Now before you get too excited about the carbon-fiber Mustang in the photos, understand that it was just a limited-production car shown at SEMA in 2009, and it carried a price tag of $135,000. That's the problem with carbon fiber parts – they are expensive because they are much more difficult to manufacture in volume than steel.
But if Ford and other carmakers are going to achieve the sorts of fuel economy improvements required by new regulations, they're going to have to either scale carbon fiber or dramatically shrink the size of most vehicles. Ford says it's targeting a 750-pound weight reduction per vehicle by the end of the decade.
Scroll down to read the full press release.
- Weight reductions of up to 750 pounds on future Ford vehicles are key to meeting fuel economy and electric vehicle range targets
- Ford and Dow engineers and researchers will combine efforts to develop low-cost carbon fiber and component-level manufacturing processes
DEARBORN, Mich., April 12, 2012 – Cutting the weight of new cars and trucks by up to 750 pounds by the end of the decade is a key component of Ford's strategy to improve fuel efficiency.
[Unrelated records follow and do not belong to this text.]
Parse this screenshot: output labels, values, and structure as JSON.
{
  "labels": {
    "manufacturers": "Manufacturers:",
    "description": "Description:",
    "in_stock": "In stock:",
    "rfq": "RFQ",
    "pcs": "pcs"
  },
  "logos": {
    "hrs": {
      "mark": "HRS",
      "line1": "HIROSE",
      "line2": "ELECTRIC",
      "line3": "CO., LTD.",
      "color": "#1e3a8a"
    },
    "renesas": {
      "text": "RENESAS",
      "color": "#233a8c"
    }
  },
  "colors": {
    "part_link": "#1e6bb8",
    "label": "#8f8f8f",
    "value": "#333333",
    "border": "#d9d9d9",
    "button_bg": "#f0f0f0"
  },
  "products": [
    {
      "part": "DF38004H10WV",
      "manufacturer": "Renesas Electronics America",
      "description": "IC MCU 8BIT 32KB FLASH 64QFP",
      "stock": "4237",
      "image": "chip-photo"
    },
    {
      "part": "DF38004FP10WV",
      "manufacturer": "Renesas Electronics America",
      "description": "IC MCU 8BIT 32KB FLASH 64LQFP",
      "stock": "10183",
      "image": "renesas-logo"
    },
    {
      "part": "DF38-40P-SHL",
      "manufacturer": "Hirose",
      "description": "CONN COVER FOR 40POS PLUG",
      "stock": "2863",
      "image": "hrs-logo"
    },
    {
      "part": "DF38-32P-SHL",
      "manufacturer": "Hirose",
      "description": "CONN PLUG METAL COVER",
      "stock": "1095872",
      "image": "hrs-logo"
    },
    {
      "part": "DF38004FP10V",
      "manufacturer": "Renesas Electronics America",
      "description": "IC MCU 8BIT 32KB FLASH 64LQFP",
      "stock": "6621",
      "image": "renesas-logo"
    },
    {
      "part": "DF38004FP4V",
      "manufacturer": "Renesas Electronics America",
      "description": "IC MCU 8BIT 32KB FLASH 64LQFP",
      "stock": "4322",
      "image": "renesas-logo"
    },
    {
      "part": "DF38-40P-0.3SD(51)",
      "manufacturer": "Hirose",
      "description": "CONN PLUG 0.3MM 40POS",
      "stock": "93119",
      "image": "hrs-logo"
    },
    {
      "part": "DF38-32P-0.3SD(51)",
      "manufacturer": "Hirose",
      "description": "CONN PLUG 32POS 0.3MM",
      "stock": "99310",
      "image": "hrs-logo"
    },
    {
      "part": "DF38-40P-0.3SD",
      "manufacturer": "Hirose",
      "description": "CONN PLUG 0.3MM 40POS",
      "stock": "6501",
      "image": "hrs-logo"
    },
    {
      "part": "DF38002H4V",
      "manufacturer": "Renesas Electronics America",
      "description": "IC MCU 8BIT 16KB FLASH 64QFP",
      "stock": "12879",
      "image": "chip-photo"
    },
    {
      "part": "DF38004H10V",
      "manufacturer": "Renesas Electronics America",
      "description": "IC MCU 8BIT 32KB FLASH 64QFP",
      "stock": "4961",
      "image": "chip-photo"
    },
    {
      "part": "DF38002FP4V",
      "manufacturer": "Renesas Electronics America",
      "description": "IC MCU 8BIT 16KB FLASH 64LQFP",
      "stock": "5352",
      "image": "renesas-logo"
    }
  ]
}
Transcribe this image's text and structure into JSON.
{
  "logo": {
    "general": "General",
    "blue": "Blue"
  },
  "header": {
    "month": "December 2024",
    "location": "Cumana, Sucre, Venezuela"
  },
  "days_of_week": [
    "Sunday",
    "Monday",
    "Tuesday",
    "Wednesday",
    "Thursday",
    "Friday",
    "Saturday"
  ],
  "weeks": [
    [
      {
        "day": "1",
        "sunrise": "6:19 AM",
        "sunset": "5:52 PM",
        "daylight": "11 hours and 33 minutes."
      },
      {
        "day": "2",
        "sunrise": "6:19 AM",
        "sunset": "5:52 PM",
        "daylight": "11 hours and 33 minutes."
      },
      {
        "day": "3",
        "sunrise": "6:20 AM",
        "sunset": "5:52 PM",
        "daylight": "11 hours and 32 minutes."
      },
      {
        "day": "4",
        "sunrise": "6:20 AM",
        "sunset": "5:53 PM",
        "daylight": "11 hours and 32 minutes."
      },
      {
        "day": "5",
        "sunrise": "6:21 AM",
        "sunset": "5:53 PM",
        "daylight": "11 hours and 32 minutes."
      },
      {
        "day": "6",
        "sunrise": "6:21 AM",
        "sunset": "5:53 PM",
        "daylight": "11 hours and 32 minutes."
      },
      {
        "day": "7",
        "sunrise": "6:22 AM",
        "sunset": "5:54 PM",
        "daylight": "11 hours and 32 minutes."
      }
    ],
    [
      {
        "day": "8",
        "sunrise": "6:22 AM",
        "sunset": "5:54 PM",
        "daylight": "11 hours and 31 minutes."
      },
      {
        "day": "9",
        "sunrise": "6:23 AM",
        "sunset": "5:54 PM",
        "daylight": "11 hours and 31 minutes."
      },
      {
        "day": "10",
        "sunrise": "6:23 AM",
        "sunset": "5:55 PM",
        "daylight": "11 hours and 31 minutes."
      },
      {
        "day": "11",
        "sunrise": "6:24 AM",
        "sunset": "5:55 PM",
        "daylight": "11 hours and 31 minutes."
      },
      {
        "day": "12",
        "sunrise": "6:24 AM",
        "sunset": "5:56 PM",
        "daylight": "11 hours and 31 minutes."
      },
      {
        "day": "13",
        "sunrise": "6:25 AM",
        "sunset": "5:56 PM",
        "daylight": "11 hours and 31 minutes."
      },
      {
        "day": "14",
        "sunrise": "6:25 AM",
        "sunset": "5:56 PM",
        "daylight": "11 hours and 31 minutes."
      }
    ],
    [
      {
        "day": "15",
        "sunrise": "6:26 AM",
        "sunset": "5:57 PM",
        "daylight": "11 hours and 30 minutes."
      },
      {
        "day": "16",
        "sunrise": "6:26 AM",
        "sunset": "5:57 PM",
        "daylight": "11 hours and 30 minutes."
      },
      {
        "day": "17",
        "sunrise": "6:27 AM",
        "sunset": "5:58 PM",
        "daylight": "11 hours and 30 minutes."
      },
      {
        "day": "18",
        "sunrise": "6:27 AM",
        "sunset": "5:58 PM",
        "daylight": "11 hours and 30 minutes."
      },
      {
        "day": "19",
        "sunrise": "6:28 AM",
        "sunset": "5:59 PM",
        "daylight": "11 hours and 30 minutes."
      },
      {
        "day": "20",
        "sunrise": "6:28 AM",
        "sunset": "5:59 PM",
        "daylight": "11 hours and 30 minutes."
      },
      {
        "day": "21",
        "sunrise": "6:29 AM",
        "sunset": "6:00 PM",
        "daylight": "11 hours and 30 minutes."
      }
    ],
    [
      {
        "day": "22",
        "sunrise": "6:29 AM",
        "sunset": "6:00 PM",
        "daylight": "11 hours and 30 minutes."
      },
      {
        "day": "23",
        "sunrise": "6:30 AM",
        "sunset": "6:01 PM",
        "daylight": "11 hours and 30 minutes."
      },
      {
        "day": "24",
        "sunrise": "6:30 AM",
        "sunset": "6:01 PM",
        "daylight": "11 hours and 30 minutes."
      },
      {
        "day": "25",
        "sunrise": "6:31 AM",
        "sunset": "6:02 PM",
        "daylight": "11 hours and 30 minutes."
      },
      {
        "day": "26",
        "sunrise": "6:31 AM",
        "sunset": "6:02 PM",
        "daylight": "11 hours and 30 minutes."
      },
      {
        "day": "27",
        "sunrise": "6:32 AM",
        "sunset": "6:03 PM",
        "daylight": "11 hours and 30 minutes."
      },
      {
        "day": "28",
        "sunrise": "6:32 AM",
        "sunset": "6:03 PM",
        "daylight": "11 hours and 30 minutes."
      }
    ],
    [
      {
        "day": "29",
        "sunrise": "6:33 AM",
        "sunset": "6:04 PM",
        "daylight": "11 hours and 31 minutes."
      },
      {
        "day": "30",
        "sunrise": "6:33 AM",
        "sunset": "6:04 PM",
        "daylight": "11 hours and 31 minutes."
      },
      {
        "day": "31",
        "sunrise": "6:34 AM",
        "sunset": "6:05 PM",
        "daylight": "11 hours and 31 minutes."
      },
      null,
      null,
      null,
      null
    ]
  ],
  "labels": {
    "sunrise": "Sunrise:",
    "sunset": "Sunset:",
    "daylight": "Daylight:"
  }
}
In order to help achieve that goal, Ford Motor Company is partnering with Dow Automotive Systems, a business unit of The Dow Chemical Company, to research the use of advanced carbon fiber composites in high-volume vehicles.
"There are two ways to reduce energy use in vehicles: improving the conversion efficiency of fuels to motion and reducing the amount of work that powertrains need to do," said Paul Mascarenas, Ford chief technical officer and vice president, Research and Innovation. "Ford is tackling the conversion problem primarily through downsizing engines with EcoBoost® and electrification while mass reduction and improved aerodynamics are keys to reducing the workload."
Ford is investigating a range of new materials, enhanced design processes and new manufacturing techniques that would enable automotive structures to meet increasingly stringent safety and quality standards while cutting weight.
"Vehicle weight reduction for our customers through intelligent design with a materials focus has been a priority for Dow Automotive Systems," said Florian Schattenmann, director of Research and Development for Dow Automotive Systems. "This partnership with Ford on carbon fiber composites is a logical next step to progress already achieved through the use of lightweight, high-strength polymers and structural bonding technology."
Carbon fiber composites have been used in aerospace and racing cars for decades due to their unique combination of high strength and low mass. Until recently these materials have been far too costly for use in high-volume mainstream applications.
Dow Automotive Systems and Ford have signed a joint development agreement that will see researchers from the two companies collaborate on several fronts. The development teams will focus on establishing an economical source of automotive-grade carbon fiber and develop component manufacturing methods for high-volume automotive applications.
The partnership will seek to combine the best of Ford's capabilities and experience in design, engineering and high-volume vehicle production with Dow Automotive's strengths in R&D, materials science and high-volume polymer processing.
"Reducing weight will benefit the efficiency of every Ford vehicle," added Mascarenas. "However, it's particularly critical to improving the range of plug-in hybrid and battery electric vehicles."
The joint development effort will also leverage work that The Dow Chemical Company has already begun through partnerships with Turkish carbon fiber manufacturer AKSA and the U.S. Department of Energy Oak Ridge National Laboratory.
If the joint development effort is successful, carbon fiber components may begin appearing on new Ford vehicles in the latter part of this decade as product development teams work toward meeting new fuel efficiency standards of more than 50 mpg and extending the range of plug-in vehicles.